Obsessive-Compulsive Disorder (OCD) Health Center
More than 7 million people in the United States are affected by Obsessive-Compulsive Disorder (OCD), a mental illness that causes patients to have consistent worry and intrusive, stressful thoughts that they compensate for by performing compulsive rituals to alleviate the worries.
A common example is a patient who has an obsession about germs and cleanliness, and compensates by ritual hand washing or cleaning, or a patient who obsesses over their safety in their home, and will repeatedly check the locks on the house.

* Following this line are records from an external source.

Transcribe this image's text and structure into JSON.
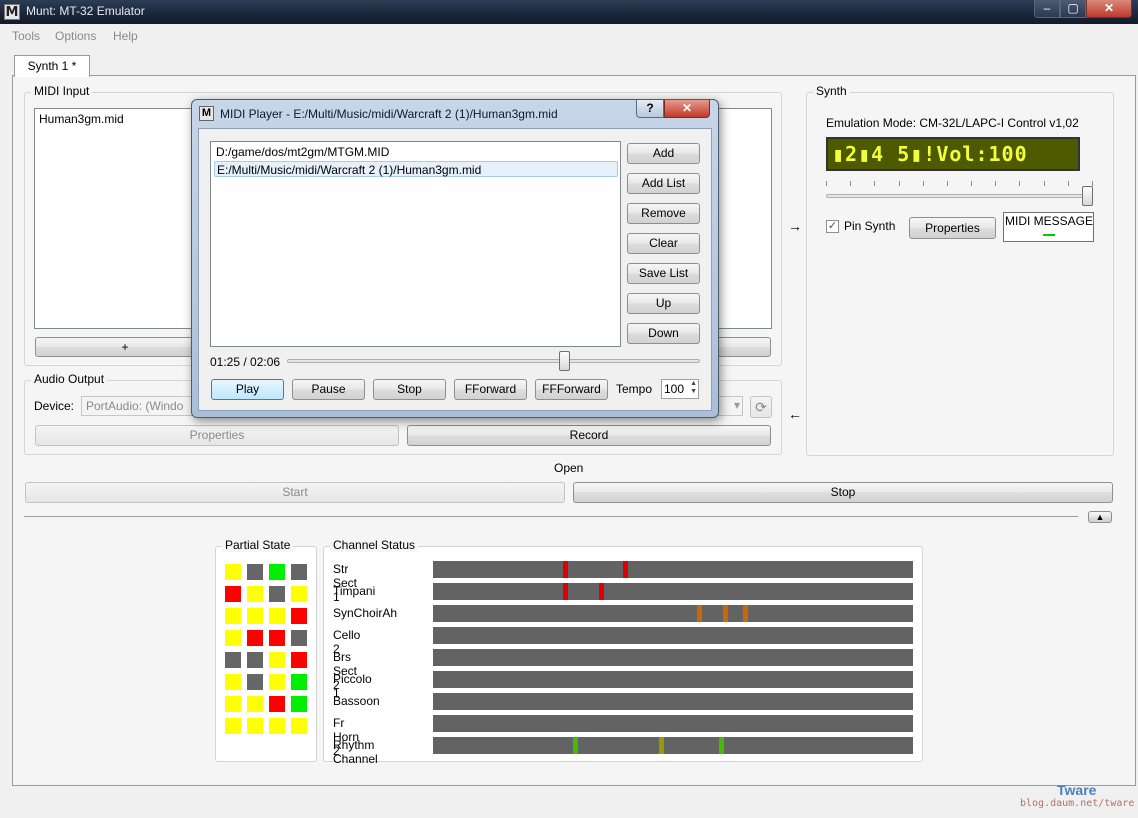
{
  "window": {
    "title": "Munt: MT-32 Emulator",
    "icon": "munt-logo-icon"
  },
  "menu": [
    "Tools",
    "Options",
    "Help"
  ],
  "tabs": [
    {
      "label": "Synth 1 *"
    }
  ],
  "midi_input": {
    "title": "MIDI Input",
    "items": [
      "Human3gm.mid"
    ],
    "add_button": "+"
  },
  "audio_output": {
    "title": "Audio Output",
    "device_label": "Device:",
    "device_value": "PortAudio: (Windo",
    "properties_button": "Properties",
    "record_button": "Record"
  },
  "synth": {
    "title": "Synth",
    "emulation_mode": "Emulation Mode: CM-32L/LAPC-I Control v1,02",
    "lcd_text": "▮2▮4 5▮!Vol:100",
    "pin_synth_label": "Pin Synth",
    "pin_synth_checked": true,
    "properties_button": "Properties",
    "midi_message_label": "MIDI MESSAGE",
    "arrow_in": "→",
    "arrow_out": "←"
  },
  "controls": {
    "open_label": "Open",
    "start_button": "Start",
    "stop_button": "Stop",
    "collapse_icon": "triangle-up-icon"
  },
  "partial_state": {
    "title": "Partial State",
    "colors": {
      "yellow": "#ffff00",
      "gray": "#666666",
      "green": "#00ee00",
      "red": "#ff0000"
    },
    "grid": [
      [
        "yellow",
        "gray",
        "green",
        "gray"
      ],
      [
        "red",
        "yellow",
        "gray",
        "yellow"
      ],
      [
        "yellow",
        "yellow",
        "yellow",
        "red"
      ],
      [
        "yellow",
        "red",
        "red",
        "gray"
      ],
      [
        "gray",
        "gray",
        "yellow",
        "red"
      ],
      [
        "yellow",
        "gray",
        "yellow",
        "green"
      ],
      [
        "yellow",
        "yellow",
        "red",
        "green"
      ],
      [
        "yellow",
        "yellow",
        "yellow",
        "yellow"
      ]
    ]
  },
  "channel_status": {
    "title": "Channel Status",
    "channels": [
      {
        "name": "Str Sect 1",
        "marks": [
          {
            "pos": 0.27,
            "color": "#dd0000"
          },
          {
            "pos": 0.395,
            "color": "#dd0000"
          }
        ]
      },
      {
        "name": "Timpani",
        "marks": [
          {
            "pos": 0.27,
            "color": "#dd0000"
          },
          {
            "pos": 0.345,
            "color": "#dd0000"
          }
        ]
      },
      {
        "name": "SynChoirAh",
        "marks": [
          {
            "pos": 0.55,
            "color": "#cc6600"
          },
          {
            "pos": 0.605,
            "color": "#cc6600"
          },
          {
            "pos": 0.645,
            "color": "#cc6600"
          }
        ]
      },
      {
        "name": "Cello 2",
        "marks": []
      },
      {
        "name": "Brs Sect 2",
        "marks": []
      },
      {
        "name": "Piccolo 1",
        "marks": []
      },
      {
        "name": "Bassoon",
        "marks": []
      },
      {
        "name": "Fr Horn 2",
        "marks": []
      },
      {
        "name": "Rhythm Channel",
        "marks": [
          {
            "pos": 0.292,
            "color": "#44bb00"
          },
          {
            "pos": 0.47,
            "color": "#999900"
          },
          {
            "pos": 0.595,
            "color": "#44bb00"
          }
        ]
      }
    ]
  },
  "midi_player": {
    "title": "MIDI Player - E:/Multi/Music/midi/Warcraft 2 (1)/Human3gm.mid",
    "help_button": "?",
    "close_button": "✕",
    "playlist": [
      "D:/game/dos/mt2gm/MTGM.MID",
      "E:/Multi/Music/midi/Warcraft 2 (1)/Human3gm.mid"
    ],
    "selected_index": 1,
    "side_buttons": [
      "Add",
      "Add List",
      "Remove",
      "Clear",
      "Save List",
      "Up",
      "Down"
    ],
    "position_text": "01:25 / 02:06",
    "progress": 0.67,
    "transport_buttons": [
      "Play",
      "Pause",
      "Stop",
      "FForward",
      "FFForward"
    ],
    "tempo_label": "Tempo",
    "tempo_value": "100"
  },
  "watermark": {
    "brand": "Tware",
    "url": "blog.daum.net/tware"
  }
}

Obsessions can also be persistent and unwanted thoughts of committing violence, or thoughts that are prohibited by their religion. When the obsessions and rituals cause an interference in daily living or start to harm relationships, treatment is warranted with antidepressant (Prozac, Zoloft, Lexapro, Paxil, Celexa) and anti-anxiety (Klonopin, Ativan, Xanax) medications, along with cognitive behavioral therapy aimed at changing thoughts, behaviors, and facing and understanding fears. Diagnosis is made after symptoms persist for six months or longer.